First came machine vision, then came computer vision

The idea of machines being able to behave like humans has been the stuff of sci-fi for decades. The amazing part is that life has emulated art and it is now a reality that will keep evolving.

When it comes to machine vision vs computer vision, the first is a subset of the other. Machine vision refers to the industrial application of computer vision to mechanically “see” steps through image analysis in a production line and trigger an action that instructs other components in the system to respond. For instance, in the F&B sector, the bottling facility has a machine vision system that is pre-programmed to recognize if bottles are chipped, it can check if correct levels are filled and lids or caps are properly sealed. It can also check if the date stamp has been applied. These jobs would have previously required human supervision but humans are prone to error and fatigue. Machines are superhuman that way, they can keep going and accuracy remains high.
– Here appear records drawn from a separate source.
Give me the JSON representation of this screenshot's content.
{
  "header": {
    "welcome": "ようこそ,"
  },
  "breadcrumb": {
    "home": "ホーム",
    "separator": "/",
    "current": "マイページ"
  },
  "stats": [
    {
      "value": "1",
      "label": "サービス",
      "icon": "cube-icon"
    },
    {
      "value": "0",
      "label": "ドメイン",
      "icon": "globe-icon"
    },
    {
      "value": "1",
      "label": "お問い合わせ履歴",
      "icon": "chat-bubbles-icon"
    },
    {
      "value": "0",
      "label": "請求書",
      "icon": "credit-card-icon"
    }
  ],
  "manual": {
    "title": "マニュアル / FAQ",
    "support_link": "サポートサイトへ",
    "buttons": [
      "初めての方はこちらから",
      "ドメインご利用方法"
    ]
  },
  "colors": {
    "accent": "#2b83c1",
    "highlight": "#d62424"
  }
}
Computer vision can be used alone and does not have to be a part of a larger machine system. This is where it differs from machine vision. Computer vision has much greater processing power since it uses deep learning to identify a large number of variables, identify trends and gain advanced feedback from abstract visual data.

Also read: Why Embracing Intelligent Automation Will Change the Way We Work

Neural networks for CV work like a jigsaw

You read that right! Computer vision puts together images exactly like we put together a jigsaw. It recognizes edges, identifies different pieces and then starts to bring together the pieces. While we humans have the picture on the jigsaw box to guide us on putting the puzzle together, computer vision arrives at the composite picture differently.

If we were trying to put together a picture of a do